    A Tiger by another name still has stripes and changing what you call it won’t make people who are terrified of tigers change their minds and think huge striped pussy cats are friendly. Changing what us “apostates” call TBMs won’t make the haters respect TBMs and it will just take away a term that us half out the door Mormons use to say that people are still fully in. Just like calling “Mormons” members of the restored Church of J. C. of L D S will only confuse people who still want to define us as different than they are.

  5. Anna says:

    Oh, and when my husband is around alternate Mormons, he does call himself TBM to differentiate himself from those of us who are culturally Mormon or semi, kinda Mormon, but no longer fully in.

  6. On social media, some people have called me out for Question 1, which they see as disrespectful to marginalized genders/sexual orientations. I appreciate that feedback, and acknowledge and apologize for my blind spot as a cis hetero woman in that regard. What I was thinking of when I wrote the post was not related to gender identification at all, but to my work with religious activists from a variety of faith communities which requires me to learn how people choose to be identified religiously instead of labeling them. But again, I am sure that if it weren’t for my blind spot as a cis hetero woman, I would have foreseen that I should have phrased that differently.

    I would like to reiterate that while I am advising against the use of the term TBM in this post, I do not see the use of the word TBM to be as serious an offense as the persecution of marginalized communities, and that is one of the reasons why I stated that I do not find it necessary to try to stop others from saying it.

  7. Now I just want to know which kind of church member I am. Anyone have a Buzzfeed quiz I can take??

  8. Evangelina Voz says:

    What a very thought producing post. Thank you! I feel every single point and comment here has merit.
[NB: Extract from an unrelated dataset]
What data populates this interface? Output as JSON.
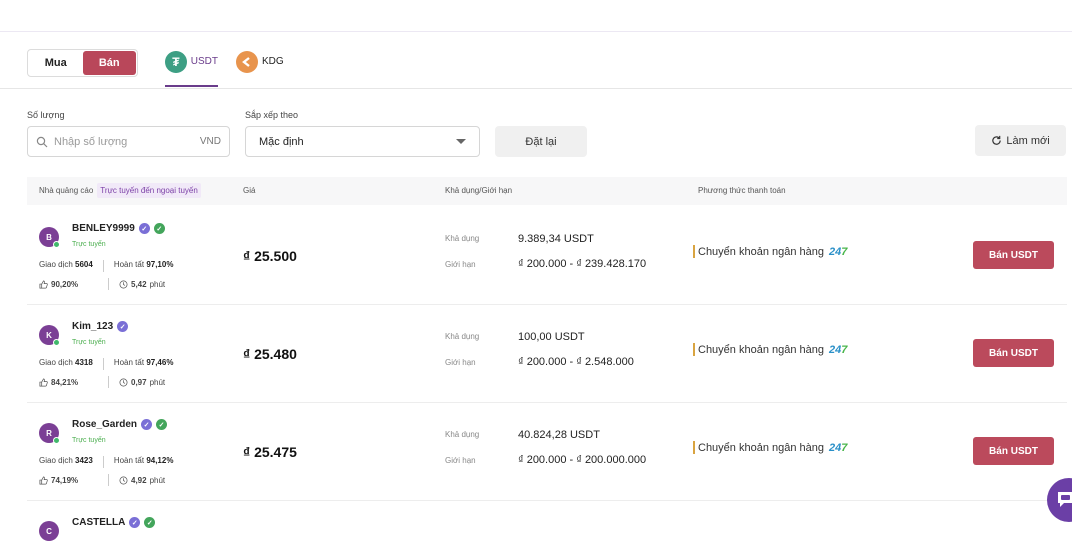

I agree I can be a bit more respectful in how I talk about orthodox members, but also agree that they do use the offensive label apostate for anyone who disagrees with them and that is so very hateful and judgemental that TBM IS generous in comparison.

Leave a Reply

This site uses Akismet to reduce spam. Learn how your comment data is processed.